If you’ve perused Crypto Twitter at all over the past week or two, you likely would have noticed the incessant mentions of a Bitcoin price fractal. (editor’s note: a fractal, in the context of financial assets and their respective charts, is a certain historical chart formation/price action repeating on a smaller scale at a different time or for a different asset.)
The thesis of many analysts is that the recent collapse in the Bitcoin price from $10,000 to $7,700 was a microcosm of 2018’s bear market. More specifically, they say that this 20% collapse and the subsequent consolidatory price action is similar to what took place at the end of 2018 and at the start of 2019, during which Bitcoin fell from $6,000 to $3,000 in a short period of time.
This fractal, which thoroughly implies that BTC has established a long-term bottom, has continued to gain steam as of late. Brave New Coin’s Josh Olszewicz noted that Bitcoin’s current four-hour chart continues to trace historical price action to an absurd accuracy, with price entering an ascending triangle.
Others have further corroborated this analysis. Truenomic recently drew even more apparent parallels between the current Bitcoin price action and what took place at the end of the bear market. Referencing the charts below, he wrote:
In addition to the fact that bitcoin moves in cycles, many movements on the chart are repeated on completely different time frames, because these are ordinary patterns. I have gained confidence in the similarity of these two situations, so at the moment I’m bullish.
There are other signs hinting that Bitcoin has bottomed for now. Bitcoin’s one-day Moving Average Convergence Divergence (MACD), a lagging indicator that tracks market trends and momentum, has crossed into the green after a precipitous drop to the most oversold levels since the December crash.
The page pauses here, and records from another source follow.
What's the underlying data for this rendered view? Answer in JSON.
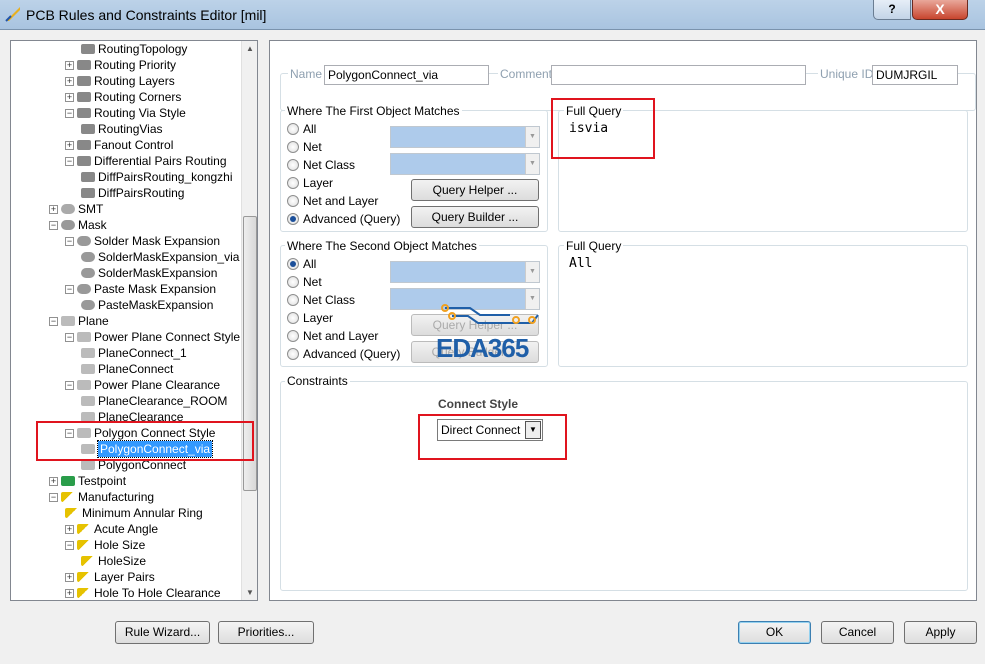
{
  "window": {
    "title": "PCB Rules and Constraints Editor [mil]",
    "help": "?",
    "close": "X"
  },
  "tree": [
    {
      "label": "RoutingTopology",
      "depth": 3,
      "exp": "",
      "icon": "routing"
    },
    {
      "label": "Routing Priority",
      "depth": 2,
      "exp": "+",
      "icon": "routing"
    },
    {
      "label": "Routing Layers",
      "depth": 2,
      "exp": "+",
      "icon": "routing"
    },
    {
      "label": "Routing Corners",
      "depth": 2,
      "exp": "+",
      "icon": "routing"
    },
    {
      "label": "Routing Via Style",
      "depth": 2,
      "exp": "-",
      "icon": "routing"
    },
    {
      "label": "RoutingVias",
      "depth": 3,
      "exp": "",
      "icon": "routing"
    },
    {
      "label": "Fanout Control",
      "depth": 2,
      "exp": "+",
      "icon": "routing"
    },
    {
      "label": "Differential Pairs Routing",
      "depth": 2,
      "exp": "-",
      "icon": "routing"
    },
    {
      "label": "DiffPairsRouting_kongzhi",
      "depth": 3,
      "exp": "",
      "icon": "routing"
    },
    {
      "label": "DiffPairsRouting",
      "depth": 3,
      "exp": "",
      "icon": "routing"
    },
    {
      "label": "SMT",
      "depth": 1,
      "exp": "+",
      "icon": "smt"
    },
    {
      "label": "Mask",
      "depth": 1,
      "exp": "-",
      "icon": "mask"
    },
    {
      "label": "Solder Mask Expansion",
      "depth": 2,
      "exp": "-",
      "icon": "mask"
    },
    {
      "label": "SolderMaskExpansion_via",
      "depth": 3,
      "exp": "",
      "icon": "mask"
    },
    {
      "label": "SolderMaskExpansion",
      "depth": 3,
      "exp": "",
      "icon": "mask"
    },
    {
      "label": "Paste Mask Expansion",
      "depth": 2,
      "exp": "-",
      "icon": "mask"
    },
    {
      "label": "PasteMaskExpansion",
      "depth": 3,
      "exp": "",
      "icon": "mask"
    },
    {
      "label": "Plane",
      "depth": 1,
      "exp": "-",
      "icon": "plane"
    },
    {
      "label": "Power Plane Connect Style",
      "depth": 2,
      "exp": "-",
      "icon": "plane"
    },
    {
      "label": "PlaneConnect_1",
      "depth": 3,
      "exp": "",
      "icon": "plane"
    },
    {
      "label": "PlaneConnect",
      "depth": 3,
      "exp": "",
      "icon": "plane"
    },
    {
      "label": "Power Plane Clearance",
      "depth": 2,
      "exp": "-",
      "icon": "plane"
    },
    {
      "label": "PlaneClearance_ROOM",
      "depth": 3,
      "exp": "",
      "icon": "plane"
    },
    {
      "label": "PlaneClearance",
      "depth": 3,
      "exp": "",
      "icon": "plane"
    },
    {
      "label": "Polygon Connect Style",
      "depth": 2,
      "exp": "-",
      "icon": "plane"
    },
    {
      "label": "PolygonConnect_via",
      "depth": 3,
      "exp": "",
      "icon": "plane",
      "selected": true
    },
    {
      "label": "PolygonConnect",
      "depth": 3,
      "exp": "",
      "icon": "plane"
    },
    {
      "label": "Testpoint",
      "depth": 1,
      "exp": "+",
      "icon": "testpoint"
    },
    {
      "label": "Manufacturing",
      "depth": 1,
      "exp": "-",
      "icon": "mfg"
    },
    {
      "label": "Minimum Annular Ring",
      "depth": 2,
      "exp": "",
      "icon": "mfg"
    },
    {
      "label": "Acute Angle",
      "depth": 2,
      "exp": "+",
      "icon": "mfg"
    },
    {
      "label": "Hole Size",
      "depth": 2,
      "exp": "-",
      "icon": "mfg"
    },
    {
      "label": "HoleSize",
      "depth": 3,
      "exp": "",
      "icon": "mfg"
    },
    {
      "label": "Layer Pairs",
      "depth": 2,
      "exp": "+",
      "icon": "mfg"
    },
    {
      "label": "Hole To Hole Clearance",
      "depth": 2,
      "exp": "+",
      "icon": "mfg"
    }
  ],
  "rule": {
    "name_label": "Name",
    "name": "PolygonConnect_via",
    "comment_label": "Comment",
    "comment": "",
    "uid_label": "Unique ID",
    "uid": "DUMJRGIL"
  },
  "first": {
    "title": "Where The First Object Matches",
    "options": [
      "All",
      "Net",
      "Net Class",
      "Layer",
      "Net and Layer",
      "Advanced (Query)"
    ],
    "selected": 5,
    "helper": "Query Helper ...",
    "builder": "Query Builder ...",
    "fq_label": "Full Query",
    "query": "isvia"
  },
  "second": {
    "title": "Where The Second Object Matches",
    "options": [
      "All",
      "Net",
      "Net Class",
      "Layer",
      "Net and Layer",
      "Advanced (Query)"
    ],
    "selected": 0,
    "helper": "Query Helper ...",
    "builder": "Query Builder ...",
    "fq_label": "Full Query",
    "query": "All"
  },
  "constraints": {
    "title": "Constraints",
    "connect_style_label": "Connect Style",
    "connect_style": "Direct Connect"
  },
  "watermark": "EDA365",
  "buttons": {
    "wizard": "Rule Wizard...",
    "priorities": "Priorities...",
    "ok": "OK",
    "cancel": "Cancel",
    "apply": "Apply"
  }
}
An analyst noted in reference to this technical indicator that bullish MACD crosses “always were followed by price rises [previously],” before adding that Bitcoin has the potential to reach $12,000 by November.